Kazimierz Barut was born July 22, 1924 in a small farming town in eastern Poland. This land had shifted between Poland, Russia and the Ukraine and after WWI it officially became part of Poland again. As Kazik’s father was a veteran of the Polish – Bolshevik war of 1920, he was given a land grant in this new area to start a farm. So the family uprooted and moved to start a new life in the East.
Kazik spent his boyhood years going to primary school, helping with the family farm and then moving onto secondary school also known as “Gymnasium.” At the outbreak of the war Kazik was too young to serve. It wasn’t long before the Soviets moved in and took control of his town. Shortly thereafter ethnic Ukrainian paramilitary forces were authorized by the Soviet authorities. These units systematically destroyed and killed many of the prewar Polish settlements and their families. On February 10, 1940 the Barut family was deported to the USSR by the NKVD. In a way they were fortunate to be deported as shortly thereafter their extended family members living near by were killed by the Ukrainians.
The Barut family was placed in a labor camp near Archanglesk in Northern Russia, over 1400 miles away from Warsaw. Life was difficult here for his family was used as slave labor to free massive logs from four feet of the frozen river. These logs were to be floated to ports where ships could then transport them as raw materials for the war effort. The family was almost lucky in that they were housed in barracks, originally built by deportees of Stalin’s first purges in the early 1930’s. They therefore had a roof over their heads and a stove for their floor. At this time Kazik was officially too young to work by Soviet regulations and so he spent his time scrounging for extra food to supplement their starvation rations and fuel for their cast iron stove. Due to malnutrition, poor living conditions and over work, disease ran rampant through the camps. Little or no medical treatment was available and even the local civilian doctor had no supplies to work with if you were lucky enough to see him.
During this time Kazik showed himself to be rather resourceful and unconventional. During one of his daily scrounging missions he came upon a small pond in which two ducks were sitting. Fresh meat as a precious commodity and so he took a stone and was able to throw it with enough accuracy to hit and kill one of the ducks. The problem was of course that the duck was in the middle of near freezing water. Undaunted, Kazik rolled up his trousers retrieved the duck and then boldly sold it to the Soviet Camp Commandant. The extra money helped the family however he paid for his escapade by developing a very bad cold. Being young and resilient Barut recovered but only after two weeks of constant nursing from his mother.
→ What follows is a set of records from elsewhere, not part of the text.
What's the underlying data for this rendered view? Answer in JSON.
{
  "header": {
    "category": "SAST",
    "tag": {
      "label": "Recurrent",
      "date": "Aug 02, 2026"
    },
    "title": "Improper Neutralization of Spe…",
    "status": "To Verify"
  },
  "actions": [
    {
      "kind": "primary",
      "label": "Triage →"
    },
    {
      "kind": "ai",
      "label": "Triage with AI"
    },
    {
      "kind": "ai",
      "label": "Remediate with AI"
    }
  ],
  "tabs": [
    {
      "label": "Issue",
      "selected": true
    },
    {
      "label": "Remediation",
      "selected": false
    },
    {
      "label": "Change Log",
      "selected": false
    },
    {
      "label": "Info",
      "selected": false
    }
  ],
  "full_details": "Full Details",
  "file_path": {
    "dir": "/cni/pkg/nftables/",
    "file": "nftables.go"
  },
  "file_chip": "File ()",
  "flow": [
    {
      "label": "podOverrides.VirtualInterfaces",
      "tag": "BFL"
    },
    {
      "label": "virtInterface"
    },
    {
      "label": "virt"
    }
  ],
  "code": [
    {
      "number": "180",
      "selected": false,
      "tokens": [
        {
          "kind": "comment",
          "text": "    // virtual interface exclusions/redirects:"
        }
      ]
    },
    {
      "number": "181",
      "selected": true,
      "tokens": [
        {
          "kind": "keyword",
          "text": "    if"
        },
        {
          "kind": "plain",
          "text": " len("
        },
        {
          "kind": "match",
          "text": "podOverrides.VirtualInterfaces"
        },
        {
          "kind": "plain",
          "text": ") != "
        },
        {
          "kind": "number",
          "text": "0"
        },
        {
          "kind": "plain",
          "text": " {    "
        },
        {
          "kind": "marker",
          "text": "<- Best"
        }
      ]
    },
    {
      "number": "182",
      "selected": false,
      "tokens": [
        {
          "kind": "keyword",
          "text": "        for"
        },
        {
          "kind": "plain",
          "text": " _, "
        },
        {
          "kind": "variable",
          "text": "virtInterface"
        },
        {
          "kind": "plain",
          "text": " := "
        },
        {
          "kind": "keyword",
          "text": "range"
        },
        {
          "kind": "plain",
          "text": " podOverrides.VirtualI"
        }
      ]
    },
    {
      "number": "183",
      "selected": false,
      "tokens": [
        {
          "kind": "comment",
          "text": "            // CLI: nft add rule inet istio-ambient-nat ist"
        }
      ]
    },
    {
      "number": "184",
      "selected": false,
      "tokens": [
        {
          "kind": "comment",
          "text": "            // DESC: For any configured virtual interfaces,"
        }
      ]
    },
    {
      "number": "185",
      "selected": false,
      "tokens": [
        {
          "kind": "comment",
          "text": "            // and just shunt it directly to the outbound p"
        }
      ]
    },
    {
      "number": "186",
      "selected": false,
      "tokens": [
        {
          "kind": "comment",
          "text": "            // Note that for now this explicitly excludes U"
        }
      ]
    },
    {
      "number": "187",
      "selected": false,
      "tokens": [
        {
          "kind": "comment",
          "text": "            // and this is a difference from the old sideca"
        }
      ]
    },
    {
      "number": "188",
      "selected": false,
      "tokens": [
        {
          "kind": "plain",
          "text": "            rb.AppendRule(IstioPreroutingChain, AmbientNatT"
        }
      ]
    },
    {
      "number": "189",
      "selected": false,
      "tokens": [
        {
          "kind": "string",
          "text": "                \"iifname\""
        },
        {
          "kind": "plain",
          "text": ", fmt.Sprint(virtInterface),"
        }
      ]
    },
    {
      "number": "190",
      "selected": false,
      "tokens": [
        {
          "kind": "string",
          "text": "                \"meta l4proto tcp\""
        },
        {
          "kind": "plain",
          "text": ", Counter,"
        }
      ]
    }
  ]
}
After the general “amnesty” was declared by the Soviet government the Barut family began their journey to the newly formed Polish army marshaling depot. The trip was not easy and consisted of several thousand miles of rail and foot travel. During this time sickness was still rampant and Kazik now developed a form of pneumonia. At this point he was separated from his family. After many weeks of recuperation and further travel he arrived in the port of Palhevhi. His family had already sailed with the first batch of refugees. While waiting to depart the Soviet Union Kazik was assigned to the newly formed 7th Anti-tank regiment in December of 1942. After his arrival in British controlled Iran he followed the rest of the 2nd corps in refitting, rebuilding and training. His travels took him through Iraq, Palestine, Egypt and then onto the continent of Italy where his unit was deployed into the front lines.
Kazik’s reputation for resourcefulness and scavenging made him a favorite of his company commander. So during his time with the regiment Barut had many, varying duties. He acted as a vehicle borne courier, radio operator and eventually a tank commander. Kazik was constantly in action from Monte Casino through the drive up the coast to Ancona and then Bologna. While on duty he attended NCO school and was promoted to corporal.
Upon separation from the Polish army Kazik continued his education while working various jobs. He eventually immigrated to the United States and began a successful career as an electrician. His wife is also a Polish Kresy deportee who suffered through the hardships of life in the Soviet Union and the exodus there from.
Barut is now retired in Massachusetts and is very active within the Polish community.
* Postscript – Kazik was originally interviewed in 2005 and has since passed on to his join his compatriots forever*